"""

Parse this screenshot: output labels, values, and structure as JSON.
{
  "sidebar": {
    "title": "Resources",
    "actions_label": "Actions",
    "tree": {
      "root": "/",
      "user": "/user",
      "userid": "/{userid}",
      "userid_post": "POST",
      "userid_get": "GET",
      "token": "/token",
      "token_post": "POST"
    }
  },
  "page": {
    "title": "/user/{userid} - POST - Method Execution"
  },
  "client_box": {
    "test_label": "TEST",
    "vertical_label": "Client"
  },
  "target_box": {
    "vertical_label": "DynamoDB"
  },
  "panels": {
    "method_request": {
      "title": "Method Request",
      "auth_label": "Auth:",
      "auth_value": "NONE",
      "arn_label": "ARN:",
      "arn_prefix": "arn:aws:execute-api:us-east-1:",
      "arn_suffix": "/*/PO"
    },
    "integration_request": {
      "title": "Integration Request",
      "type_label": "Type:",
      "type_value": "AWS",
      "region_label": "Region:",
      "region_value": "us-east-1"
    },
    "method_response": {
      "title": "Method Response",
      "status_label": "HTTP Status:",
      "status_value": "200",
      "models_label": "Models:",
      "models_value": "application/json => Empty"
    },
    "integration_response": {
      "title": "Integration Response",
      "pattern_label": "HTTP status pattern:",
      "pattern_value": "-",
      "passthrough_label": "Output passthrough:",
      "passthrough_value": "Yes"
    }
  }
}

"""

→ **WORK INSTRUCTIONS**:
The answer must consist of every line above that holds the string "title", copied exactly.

→ **ANSWER SECTION**:
    "title": "Resources",
    "title": "/user/{userid} - POST - Method Execution"
      "title": "Method Request",
      "title": "Integration Request",
      "title": "Method Response",
      "title": "Integration Response",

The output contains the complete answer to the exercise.